Date of Award:


Document Type:


Degree Name:

Master of Science (MS)


Civil and Environmental Engineering

Committee Chair(s)

Ziqi Song


Ziqi Song


Anthony Chen


Joseph A. Caliendo


Highway assets, including traffic signs, traffic signals, light poles, and guardrails, are important components of transportation networks. They guide, warn and protect drivers, and regulate traffic. To manage and maintain the regular operation of the highway system, state departments of transportation (DOTs) need reliable and up-to-date information about the location and condition of highway assets. Different methodologies have been employed to collect road inventory data.

Currently, ground-based technologies are widely used to help DOTs to continually update their road database, while air-based methods are not commonly used. One possible reason is that the initial investment for air-based methods is relatively high; another is the lack of a systematic and effective approach to extract road features from raw airborne light detection and ranging (LiDAR) data and aerial image data. However, for large-area inventories (e.g., a whole state highway inventory), the total cost of using aerial mapping is actually much lower than other methods considering the time and personnel needed. Moreover, unmanned aerial vehicles (UAVs) are easily accessible and inexpensive, which makes it possible to reduce costs for aerial mapping. The focus of this project is to analyze the capability and strengths of airborne data collection system in highway inventory data collection.

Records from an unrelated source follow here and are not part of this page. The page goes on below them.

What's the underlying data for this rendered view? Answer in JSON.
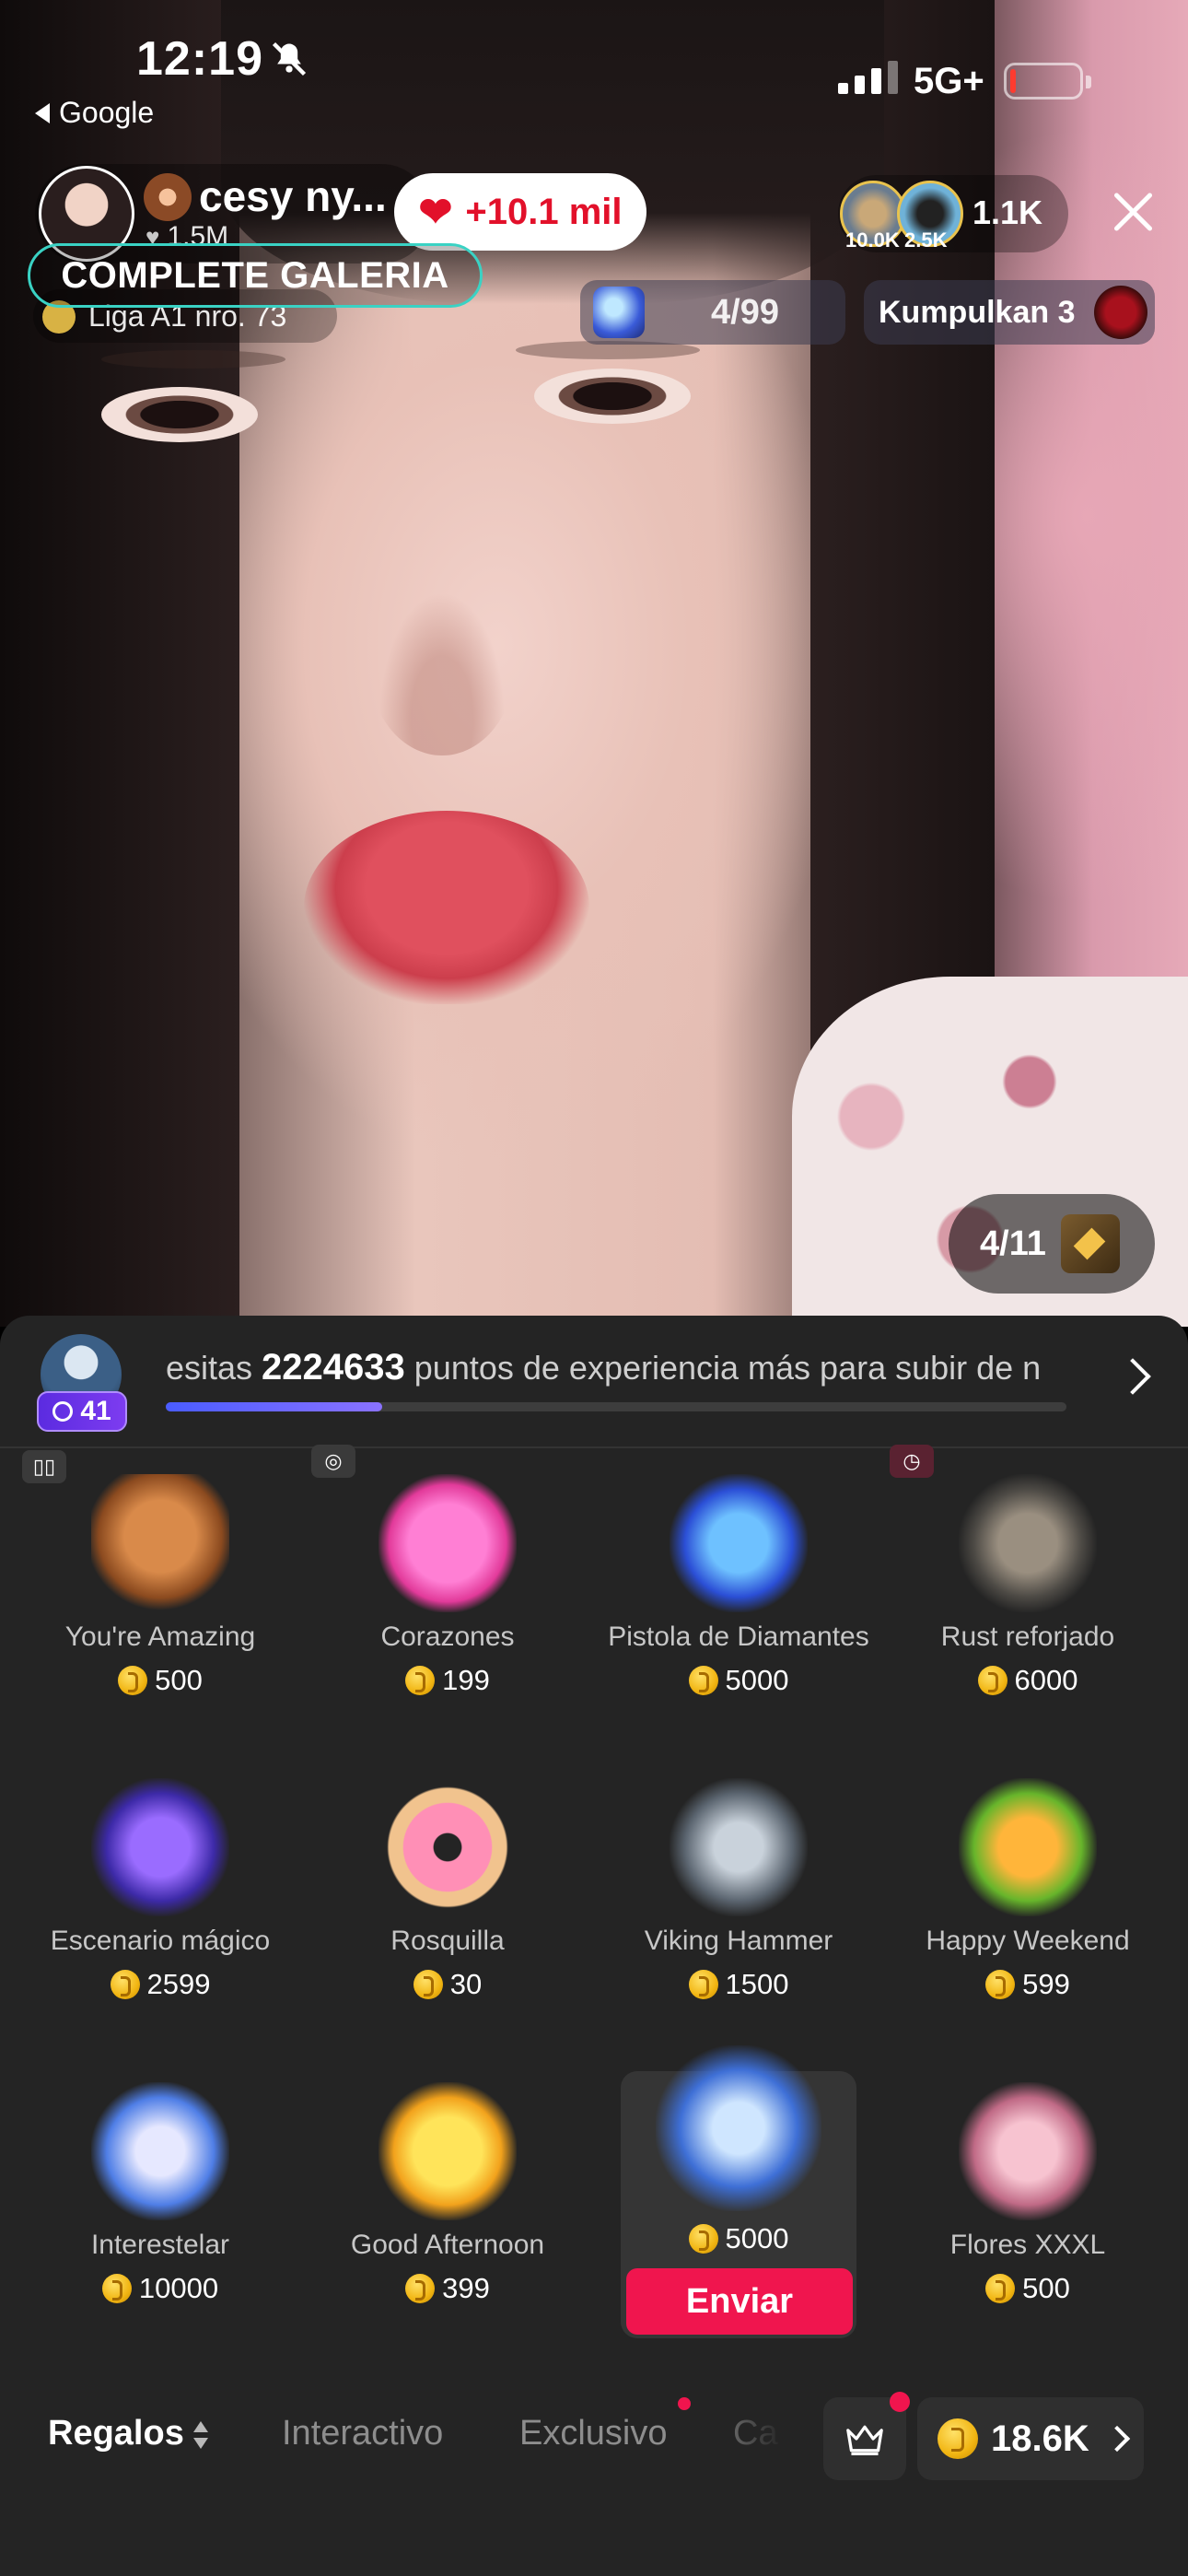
{
  "status_bar": {
    "time": "12:19",
    "back_label": "Google",
    "network": "5G+"
  },
  "live": {
    "host_name": "cesy ny...",
    "host_likes": "1.5M",
    "like_burst": "+10.1 mil",
    "galeria_label": "COMPLETE GALERIA",
    "liga_label": "Liga A1 nro. 73",
    "viewer_badges": [
      "10.0K",
      "2.5K"
    ],
    "viewer_total": "1.1K",
    "goal_progress": "4/99",
    "kumpul_label": "Kumpulkan 3",
    "box_counter": "4/11"
  },
  "panel": {
    "level": "41",
    "xp_message_pre": "esitas ",
    "xp_points": "2224633",
    "xp_message_post": " puntos de experiencia más para subir de n",
    "xp_progress_fraction": 0.24
  },
  "gifts": [
    {
      "name": "You're Amazing",
      "price": "500"
    },
    {
      "name": "Corazones",
      "price": "199"
    },
    {
      "name": "Pistola de Diamantes",
      "price": "5000"
    },
    {
      "name": "Rust reforjado",
      "price": "6000"
    },
    {
      "name": "Escenario mágico",
      "price": "2599"
    },
    {
      "name": "Rosquilla",
      "price": "30"
    },
    {
      "name": "Viking Hammer",
      "price": "1500"
    },
    {
      "name": "Happy Weekend",
      "price": "599"
    },
    {
      "name": "Interestelar",
      "price": "10000"
    },
    {
      "name": "Good Afternoon",
      "price": "399"
    },
    {
      "name": "",
      "price": "5000"
    },
    {
      "name": "Flores XXXL",
      "price": "500"
    }
  ],
  "send_label": "Enviar",
  "tabs": {
    "regalos": "Regalos",
    "interactivo": "Interactivo",
    "exclusivo": "Exclusivo",
    "partial": "Ca"
  },
  "balance": "18.6K",
  "colors": {
    "accent": "#f0154e",
    "panel_bg": "#242424",
    "coin": "#f1b512",
    "level_badge": "#5b2be0"
  }
}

In this research, a field experiment was conducted by the Remote Sensing Service Laboratory (RSSL), Utah State University (USU), to collect airborne data. Two kinds of methodologies were proposed for data processing, namely ArcGIS-based algorithm for airborne LiDAR data, and MATLAB-based procedure for aerial photography. The results proved the feasibility and high efficiency of airborne data collection method for updating highway inventory database.